Well-researched and up-to-date, [John Fea’s Was America Founded as a Christian Nation?] is full of timely wisdom on a topic far more complicated than many people think. If I could recommend but one source on the Christian America thesis, this would be it.
In a recent interview Professor Fea explained the importance of good historical investigation:
Most people who read the book expect me to jump headfirst into the political debate. About 90 percent of the interviews I have done have asked me to offer a “yes” or “no” answer to the question in the title of my book. It has alerted me to the fact that our schools have failed to teach good historical thinking.
Historians listen to people in the past. They empathize with them and try to understand them, even if they do not agree. They show intellectual hospitality to people in the past. The people historians encounter may be dead, but they have left us with documents to help us better understand them. I firmly believe that mature historical understanding can be an antidote to the culture wars because it decenters us. It forces us to go beyond our brief life and see ourselves as part of a larger human community created in the image of God. I realize that it is very unnatural to think this way, but I will continue to hold out hope that this kind of thinking about the world has its merits.

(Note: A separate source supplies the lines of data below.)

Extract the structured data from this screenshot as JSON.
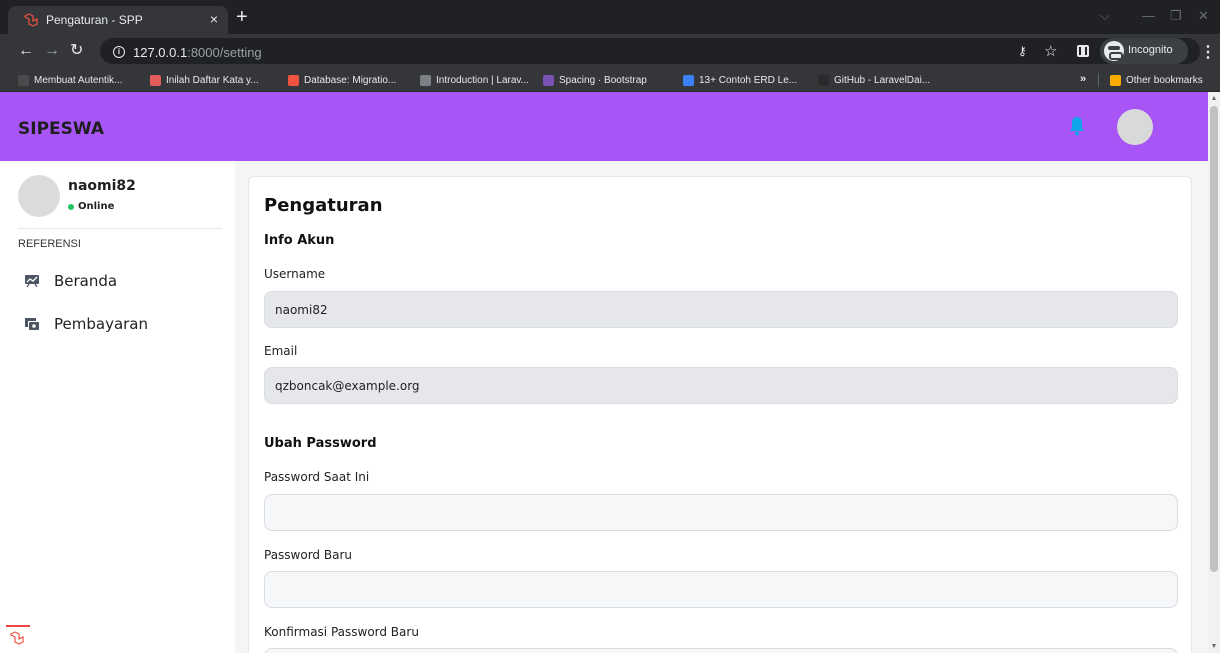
{
  "browser": {
    "tab_title": "Pengaturan - SPP",
    "tab_close": "×",
    "new_tab": "+",
    "url_host": "127.0.0.1",
    "url_rest": ":8000/setting",
    "profile_label": "Incognito",
    "bookmarks": [
      {
        "label": "Membuat Autentik...",
        "color": "#4a4a4a"
      },
      {
        "label": "Inilah Daftar Kata y...",
        "color": "#e25c5c"
      },
      {
        "label": "Database: Migratio...",
        "color": "#f05340"
      },
      {
        "label": "Introduction | Larav...",
        "color": "#7b7f86"
      },
      {
        "label": "Spacing · Bootstrap",
        "color": "#7952b3"
      },
      {
        "label": "13+ Contoh ERD Le...",
        "color": "#3b82f6"
      },
      {
        "label": "GitHub - LaravelDai...",
        "color": "#2b2b2b"
      }
    ],
    "bookmarks_more": "»",
    "other_bookmarks": "Other bookmarks"
  },
  "app": {
    "brand": "SIPESWA",
    "accent_color": "#a855f7",
    "bell_color": "#0ea5e9"
  },
  "sidebar": {
    "username": "naomi82",
    "status": "Online",
    "heading": "REFERENSI",
    "items": [
      {
        "label": "Beranda",
        "icon": "presentation-chart-icon"
      },
      {
        "label": "Pembayaran",
        "icon": "cash-icon"
      }
    ]
  },
  "settings": {
    "title": "Pengaturan",
    "account_section": "Info Akun",
    "username_label": "Username",
    "username_value": "naomi82",
    "email_label": "Email",
    "email_value": "qzboncak@example.org",
    "password_section": "Ubah Password",
    "current_password_label": "Password Saat Ini",
    "new_password_label": "Password Baru",
    "confirm_password_label": "Konfirmasi Password Baru"
  }
}
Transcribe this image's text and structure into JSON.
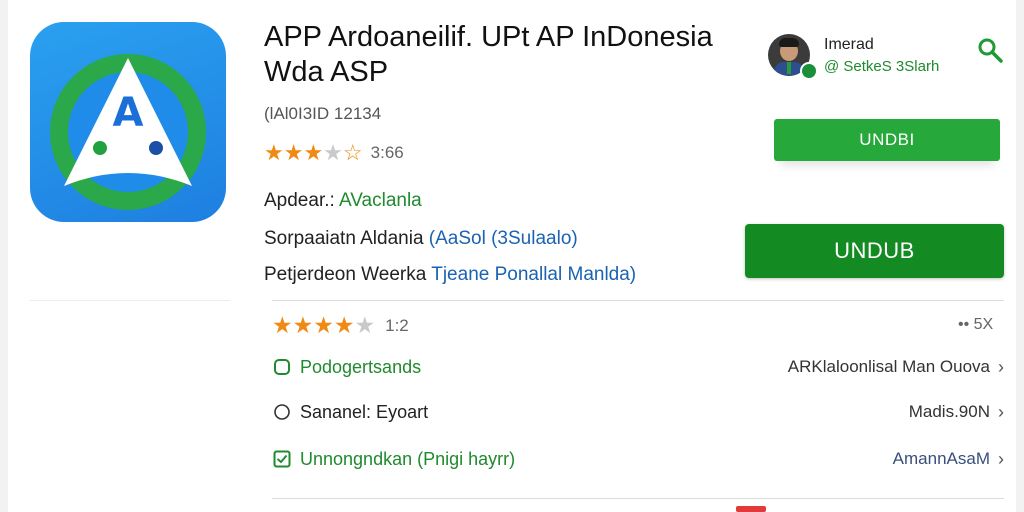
{
  "app": {
    "title_line1": "APP Ardoaneilif. UPt AP InDonesia",
    "title_line2": "Wda ASP",
    "app_id": "(lAl0I3ID 12134",
    "icon_letter": "A",
    "rating_value": "3:66",
    "star_rating_fraction": 0.7
  },
  "details": {
    "developer_label": "Apdear.: ",
    "developer_value": "AVaclanla",
    "support_label": "Sorpaaiatn Aldania ",
    "support_value": "(AaSol (3Sulaalo)",
    "category_label": "Petjerdeon Weerka ",
    "category_value": "Tjeane Ponallal Manlda)"
  },
  "profile": {
    "name": "Imerad",
    "subtitle": "@ SetkeS 3Slarh"
  },
  "buttons": {
    "download_small": "UNDBI",
    "download_large": "UNDUB"
  },
  "reviews": {
    "rating_value": "1:2",
    "star_rating_fraction": 0.8,
    "more_label": "•• 5X"
  },
  "list": [
    {
      "label": "Podogertsands",
      "value": "ARKlaloonlisal Man Ouova",
      "icon": "shield-icon",
      "tone": "green"
    },
    {
      "label": "Sananel: Eyoart",
      "value": "Madis.90N",
      "icon": "circle-icon",
      "tone": "dark"
    },
    {
      "label": "Unnongndkan (Pnigi hayrr)",
      "value": "AmannAsaM",
      "icon": "checkbox-icon",
      "tone": "green"
    }
  ],
  "colors": {
    "brand_blue": "#1e7fe0",
    "brand_green": "#148a22",
    "button_green": "#27a83a",
    "star_orange": "#f08a14"
  }
}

His answer to the question seems reasonable to me: “It depends where you look and how you define your terms.”
HT: Scot McKnight